Problem to work on:
Can you find the lines of the listing that include "level" and copy every one?

^^^^^^^^^^^^^^^^

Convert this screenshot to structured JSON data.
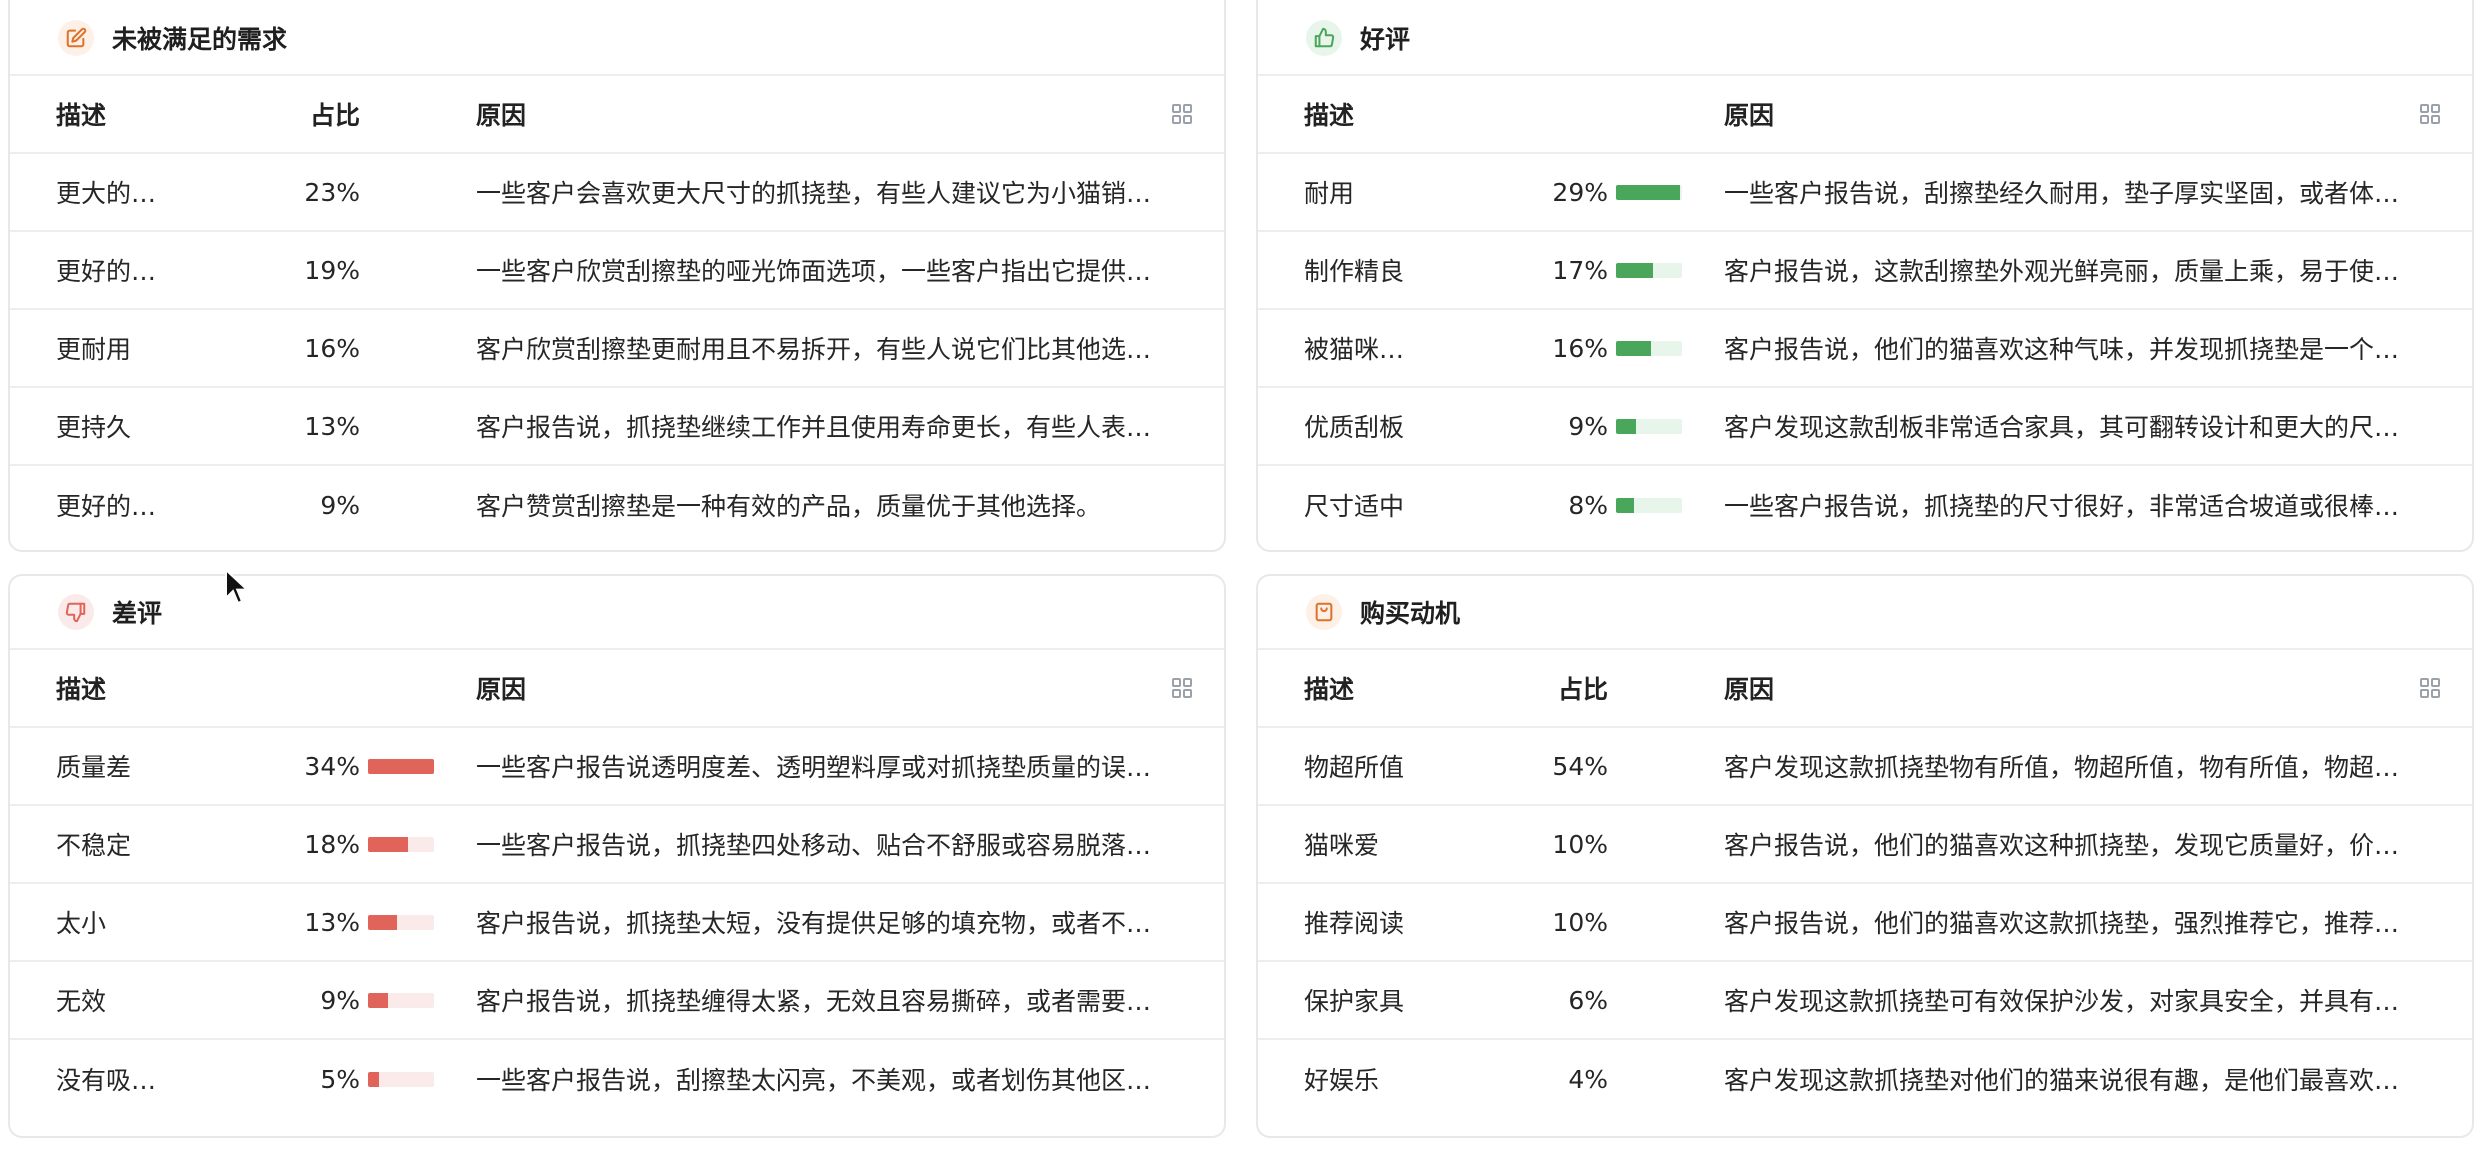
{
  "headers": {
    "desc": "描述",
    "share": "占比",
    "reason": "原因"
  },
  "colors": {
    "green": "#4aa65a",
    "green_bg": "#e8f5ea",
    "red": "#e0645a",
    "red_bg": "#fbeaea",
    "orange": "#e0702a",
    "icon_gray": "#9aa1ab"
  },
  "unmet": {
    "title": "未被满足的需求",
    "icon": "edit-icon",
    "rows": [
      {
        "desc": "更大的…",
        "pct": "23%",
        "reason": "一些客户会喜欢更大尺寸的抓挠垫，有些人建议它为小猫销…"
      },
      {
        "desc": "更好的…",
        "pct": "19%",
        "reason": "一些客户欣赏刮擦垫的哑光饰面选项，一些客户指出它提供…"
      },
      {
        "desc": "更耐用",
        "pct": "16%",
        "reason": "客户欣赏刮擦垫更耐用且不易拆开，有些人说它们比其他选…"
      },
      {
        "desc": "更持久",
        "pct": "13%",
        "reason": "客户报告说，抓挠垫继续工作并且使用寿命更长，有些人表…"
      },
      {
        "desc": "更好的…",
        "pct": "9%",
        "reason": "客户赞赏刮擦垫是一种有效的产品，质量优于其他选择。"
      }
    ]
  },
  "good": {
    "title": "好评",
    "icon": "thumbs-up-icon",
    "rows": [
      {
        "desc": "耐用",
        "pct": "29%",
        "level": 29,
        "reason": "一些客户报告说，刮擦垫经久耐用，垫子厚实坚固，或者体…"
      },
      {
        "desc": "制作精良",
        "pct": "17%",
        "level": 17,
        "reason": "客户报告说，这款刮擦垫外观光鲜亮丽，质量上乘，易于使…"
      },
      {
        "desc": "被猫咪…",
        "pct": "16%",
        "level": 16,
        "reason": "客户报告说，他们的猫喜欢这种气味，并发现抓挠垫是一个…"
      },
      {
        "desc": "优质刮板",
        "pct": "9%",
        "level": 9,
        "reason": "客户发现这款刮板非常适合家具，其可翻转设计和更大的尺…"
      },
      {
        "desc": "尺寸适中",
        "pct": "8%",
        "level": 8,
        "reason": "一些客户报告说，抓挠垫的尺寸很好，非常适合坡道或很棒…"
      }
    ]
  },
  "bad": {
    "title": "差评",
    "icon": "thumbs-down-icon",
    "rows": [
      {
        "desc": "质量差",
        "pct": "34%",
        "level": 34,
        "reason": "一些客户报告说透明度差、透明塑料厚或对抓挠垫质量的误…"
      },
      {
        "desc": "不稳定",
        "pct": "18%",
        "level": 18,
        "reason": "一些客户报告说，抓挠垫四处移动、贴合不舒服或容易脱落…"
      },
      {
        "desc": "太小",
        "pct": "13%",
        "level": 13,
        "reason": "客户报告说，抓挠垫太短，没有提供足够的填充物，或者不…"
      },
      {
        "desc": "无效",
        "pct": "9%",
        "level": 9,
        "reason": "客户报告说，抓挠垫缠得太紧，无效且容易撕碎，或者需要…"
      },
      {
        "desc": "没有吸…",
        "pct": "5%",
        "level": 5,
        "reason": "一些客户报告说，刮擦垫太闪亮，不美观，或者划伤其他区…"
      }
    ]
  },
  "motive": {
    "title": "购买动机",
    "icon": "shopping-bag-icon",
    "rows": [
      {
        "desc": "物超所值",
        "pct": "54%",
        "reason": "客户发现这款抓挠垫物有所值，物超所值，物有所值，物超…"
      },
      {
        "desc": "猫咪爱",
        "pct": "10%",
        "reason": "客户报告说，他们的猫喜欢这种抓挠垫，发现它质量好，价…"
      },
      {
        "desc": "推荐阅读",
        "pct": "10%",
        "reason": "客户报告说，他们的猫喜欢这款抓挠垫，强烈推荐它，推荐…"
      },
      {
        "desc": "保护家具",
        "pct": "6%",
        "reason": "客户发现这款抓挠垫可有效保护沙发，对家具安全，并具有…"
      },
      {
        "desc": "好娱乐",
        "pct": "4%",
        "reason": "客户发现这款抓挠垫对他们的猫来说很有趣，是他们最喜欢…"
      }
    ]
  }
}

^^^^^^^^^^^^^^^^

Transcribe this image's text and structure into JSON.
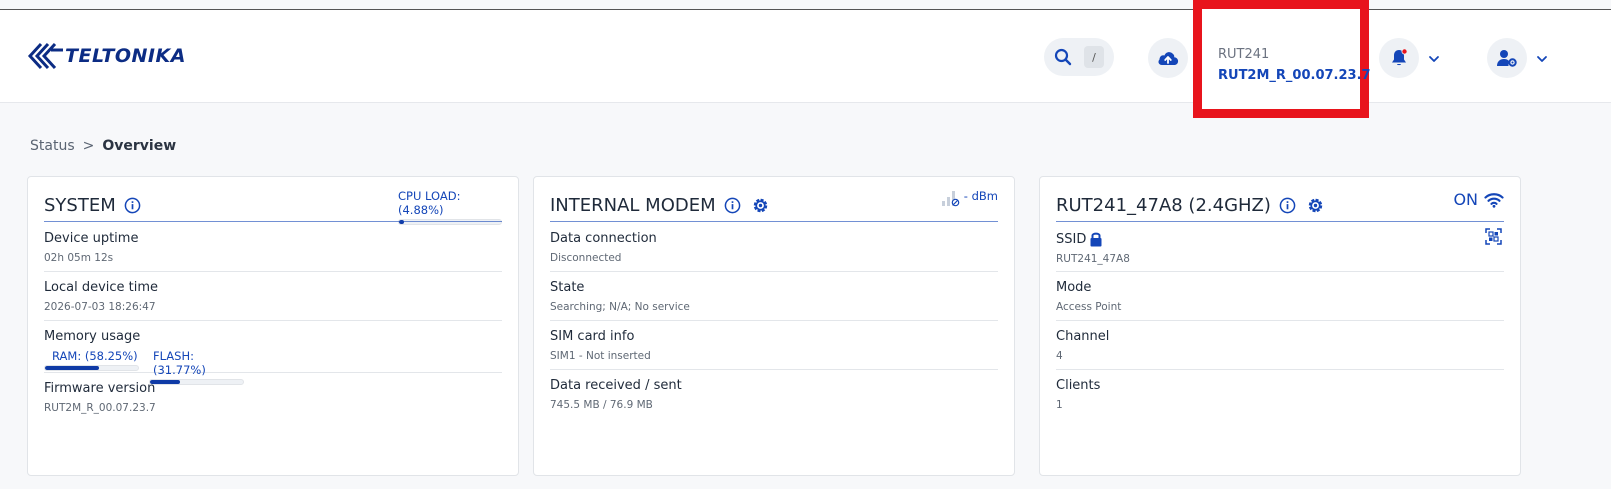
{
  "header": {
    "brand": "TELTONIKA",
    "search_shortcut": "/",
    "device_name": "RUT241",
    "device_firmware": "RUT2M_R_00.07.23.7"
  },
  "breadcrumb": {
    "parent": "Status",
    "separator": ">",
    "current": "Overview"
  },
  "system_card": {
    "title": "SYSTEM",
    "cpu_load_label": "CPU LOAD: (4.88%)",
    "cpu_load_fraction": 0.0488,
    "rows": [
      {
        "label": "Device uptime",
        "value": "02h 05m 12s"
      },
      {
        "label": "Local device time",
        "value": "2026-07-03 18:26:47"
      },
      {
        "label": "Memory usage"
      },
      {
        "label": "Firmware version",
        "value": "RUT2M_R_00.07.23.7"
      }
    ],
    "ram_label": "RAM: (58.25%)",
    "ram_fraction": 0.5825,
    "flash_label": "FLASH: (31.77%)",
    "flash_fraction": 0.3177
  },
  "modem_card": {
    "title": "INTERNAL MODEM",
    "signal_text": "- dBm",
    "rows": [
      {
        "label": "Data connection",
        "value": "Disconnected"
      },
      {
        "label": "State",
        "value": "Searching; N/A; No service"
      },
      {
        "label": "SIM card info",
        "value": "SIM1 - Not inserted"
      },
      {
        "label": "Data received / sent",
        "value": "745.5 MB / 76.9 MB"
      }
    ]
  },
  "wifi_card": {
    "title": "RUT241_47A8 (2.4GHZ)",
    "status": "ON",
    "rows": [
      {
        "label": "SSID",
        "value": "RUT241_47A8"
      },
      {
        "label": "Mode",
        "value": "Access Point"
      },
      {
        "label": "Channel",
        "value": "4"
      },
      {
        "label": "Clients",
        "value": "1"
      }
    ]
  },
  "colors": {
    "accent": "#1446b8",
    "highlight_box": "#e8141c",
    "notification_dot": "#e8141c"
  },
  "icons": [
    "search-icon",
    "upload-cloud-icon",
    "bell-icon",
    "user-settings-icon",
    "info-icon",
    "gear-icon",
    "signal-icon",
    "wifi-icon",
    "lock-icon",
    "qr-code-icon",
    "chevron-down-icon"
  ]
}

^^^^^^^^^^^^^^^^

Solution for this exercise:
        "level": 29,
        "level": 17,
        "level": 16,
        "level": 9,
        "level": 8,
        "level": 34,
        "level": 18,
        "level": 13,
        "level": 9,
        "level": 5,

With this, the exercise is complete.